§ WORK ORDER:
Give back the data in full, with every line exact.

━━━━━ DATA TO PROCESS ━━━━━

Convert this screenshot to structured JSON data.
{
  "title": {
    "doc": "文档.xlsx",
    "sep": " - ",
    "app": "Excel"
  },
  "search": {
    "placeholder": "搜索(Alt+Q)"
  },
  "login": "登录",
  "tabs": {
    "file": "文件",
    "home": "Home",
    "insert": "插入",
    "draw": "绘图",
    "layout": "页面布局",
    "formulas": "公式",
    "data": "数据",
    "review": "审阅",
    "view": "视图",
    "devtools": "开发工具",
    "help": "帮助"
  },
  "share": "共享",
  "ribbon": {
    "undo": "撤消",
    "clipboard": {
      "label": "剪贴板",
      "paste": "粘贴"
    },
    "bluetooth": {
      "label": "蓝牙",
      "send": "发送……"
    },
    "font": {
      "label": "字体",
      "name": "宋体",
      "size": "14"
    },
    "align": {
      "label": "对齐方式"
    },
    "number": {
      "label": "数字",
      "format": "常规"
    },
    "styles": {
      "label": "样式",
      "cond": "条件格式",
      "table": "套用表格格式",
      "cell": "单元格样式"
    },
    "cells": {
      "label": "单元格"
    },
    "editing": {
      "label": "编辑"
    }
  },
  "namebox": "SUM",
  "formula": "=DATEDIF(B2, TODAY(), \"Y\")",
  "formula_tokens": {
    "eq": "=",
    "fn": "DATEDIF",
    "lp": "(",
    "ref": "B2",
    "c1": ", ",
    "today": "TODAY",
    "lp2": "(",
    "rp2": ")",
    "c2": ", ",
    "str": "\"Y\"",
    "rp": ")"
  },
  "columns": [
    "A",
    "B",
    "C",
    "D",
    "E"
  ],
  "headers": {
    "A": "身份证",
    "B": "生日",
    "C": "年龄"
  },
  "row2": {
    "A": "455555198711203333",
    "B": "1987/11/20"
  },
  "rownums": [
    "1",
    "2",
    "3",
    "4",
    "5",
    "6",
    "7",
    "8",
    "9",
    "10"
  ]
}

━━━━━

§ RESPONSE TO THIS TASK:
Convert this screenshot to structured JSON data.
{
  "title": {
    "doc": "文档.xlsx",
    "sep": " - ",
    "app": "Excel"
  },
  "search": {
    "placeholder": "搜索(Alt+Q)"
  },
  "login": "登录",
  "tabs": {
    "file": "文件",
    "home": "Home",
    "insert": "插入",
    "draw": "绘图",
    "layout": "页面布局",
    "formulas": "公式",
    "data": "数据",
    "review": "审阅",
    "view": "视图",
    "devtools": "开发工具",
    "help": "帮助"
  },
  "share": "共享",
  "ribbon": {
    "undo": "撤消",
    "clipboard": {
      "label": "剪贴板",
      "paste": "粘贴"
    },
    "bluetooth": {
      "label": "蓝牙",
      "send": "发送……"
    },
    "font": {
      "label": "字体",
      "name": "宋体",
      "size": "14"
    },
    "align": {
      "label": "对齐方式"
    },
    "number": {
      "label": "数字",
      "format": "常规"
    },
    "styles": {
      "label": "样式",
      "cond": "条件格式",
      "table": "套用表格格式",
      "cell": "单元格样式"
    },
    "cells": {
      "label": "单元格"
    },
    "editing": {
      "label": "编辑"
    }
  },
  "namebox": "SUM",
  "formula": "=DATEDIF(B2, TODAY(), \"Y\")",
  "formula_tokens": {
    "eq": "=",
    "fn": "DATEDIF",
    "lp": "(",
    "ref": "B2",
    "c1": ", ",
    "today": "TODAY",
    "lp2": "(",
    "rp2": ")",
    "c2": ", ",
    "str": "\"Y\"",
    "rp": ")"
  },
  "columns": [
    "A",
    "B",
    "C",
    "D",
    "E"
  ],
  "headers": {
    "A": "身份证",
    "B": "生日",
    "C": "年龄"
  },
  "row2": {
    "A": "455555198711203333",
    "B": "1987/11/20"
  },
  "rownums": [
    "1",
    "2",
    "3",
    "4",
    "5",
    "6",
    "7",
    "8",
    "9",
    "10"
  ]
}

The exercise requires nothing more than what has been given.